Even though the United States will recover earlier than most EU countries, the crisis has further undermined the US hegemony and shifted the world towards global multipolarity. The emerging markets, especially those in Asia, are much less affected by the crisis, which reduces the weight of the US and the EU in the global economy.

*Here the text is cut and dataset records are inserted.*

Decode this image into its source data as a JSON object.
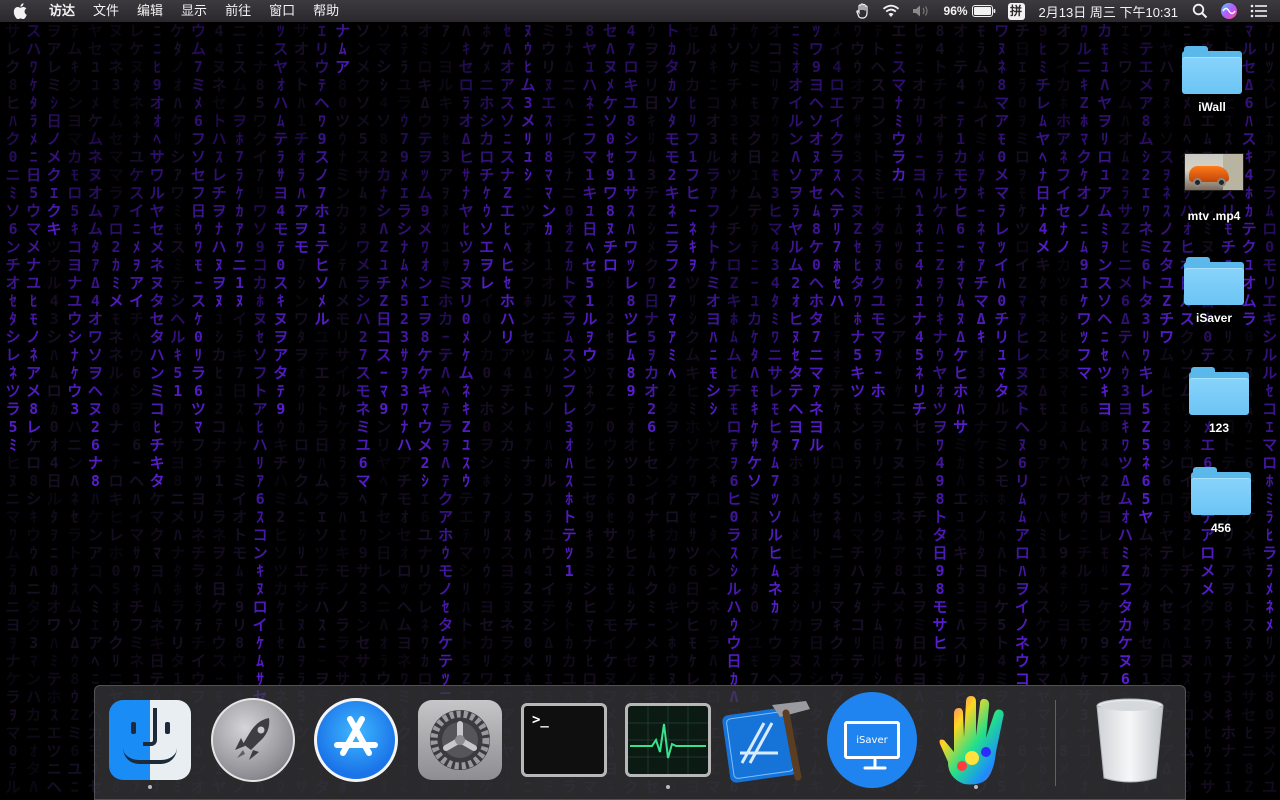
{
  "menubar": {
    "app_name": "访达",
    "menus": [
      "文件",
      "编辑",
      "显示",
      "前往",
      "窗口",
      "帮助"
    ],
    "battery_percent": "96%",
    "input_method": "拼",
    "clock": "2月13日 周三 下午10:31",
    "icons": [
      "apple-icon",
      "hand-icon",
      "wifi-icon",
      "volume-muted-icon",
      "battery-icon",
      "input-method-icon",
      "spotlight-icon",
      "siri-icon",
      "notification-center-icon"
    ]
  },
  "desktop": {
    "icons": [
      {
        "label": "iWall",
        "kind": "folder"
      },
      {
        "label": "mtv .mp4",
        "kind": "video"
      },
      {
        "label": "iSaver",
        "kind": "folder"
      },
      {
        "label": "123",
        "kind": "folder"
      },
      {
        "label": "456",
        "kind": "folder"
      }
    ]
  },
  "dock": {
    "apps": [
      {
        "name": "finder",
        "running": true
      },
      {
        "name": "launchpad",
        "running": false
      },
      {
        "name": "app-store",
        "running": false
      },
      {
        "name": "system-preferences",
        "running": false
      },
      {
        "name": "terminal",
        "running": false
      },
      {
        "name": "activity-monitor",
        "running": true
      },
      {
        "name": "xcode",
        "running": false
      },
      {
        "name": "isaver",
        "running": false
      },
      {
        "name": "iwall",
        "running": true
      },
      {
        "name": "trash",
        "running": false
      }
    ],
    "terminal_prompt": ">_",
    "isaver_text": "iSaver"
  },
  "colors": {
    "matrix_bright": "#5a1fd6",
    "matrix_dim": "#2a1a40",
    "folder": "#6cc4f4",
    "menubar": "#2f2d31"
  }
}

After the failures of the American unilateralism, the time has come for the EU to strengthen the transatlantic relations. 


The participants have identified several threats and opportunities for the European Union which are related to the ongoing financial and economic crisis:

  • Since the economic model which had led to the crisis has brought almost a decade of strong growth, prudence is recommended in questioning its foundations.
  • State interventions that lead to bad loans and moral hazard should be replaced by incentives for responsible economic players.
  • Calls for the ethical behaviour of economic agents in the markets are inefficient unless they are translated into regulation by policy-makers.
  • Not only should the financial market be regulated, but the international monetary system should be reformed in order to overcome long-term imbalance in the global economy.
  • The way of economic development based on excessive leverage should be reconsidered.
  • The EU should unite to have a strong voice in shaping the world financial system to its own benefit and to the benefit of all.
  • In order to avoid new financial crisis, the recommendations adopted at the London summit should be implemented and elaborated by the forthcoming G20 summit in September.
  • The EU should profit from the challenged position of the United States and the openness of the new American administration to strengthening transatlantic relations.
  • After the partial delegitimization of neoliberalism, the EU should find a new consensus on the optimal balance between market incentives and institutional regulation.
  • Special attention should be paid to the burgeoning public debts of the EU member states because their repayment will put pressure on social and inter-generational solidarity.


The author would like to thank Petr Drulák, Michal Mejstřík and Jacques Rupnik for their comments on an earlier draft of the policy paper, and Daniel Schneider for the minutes from the first conference panel.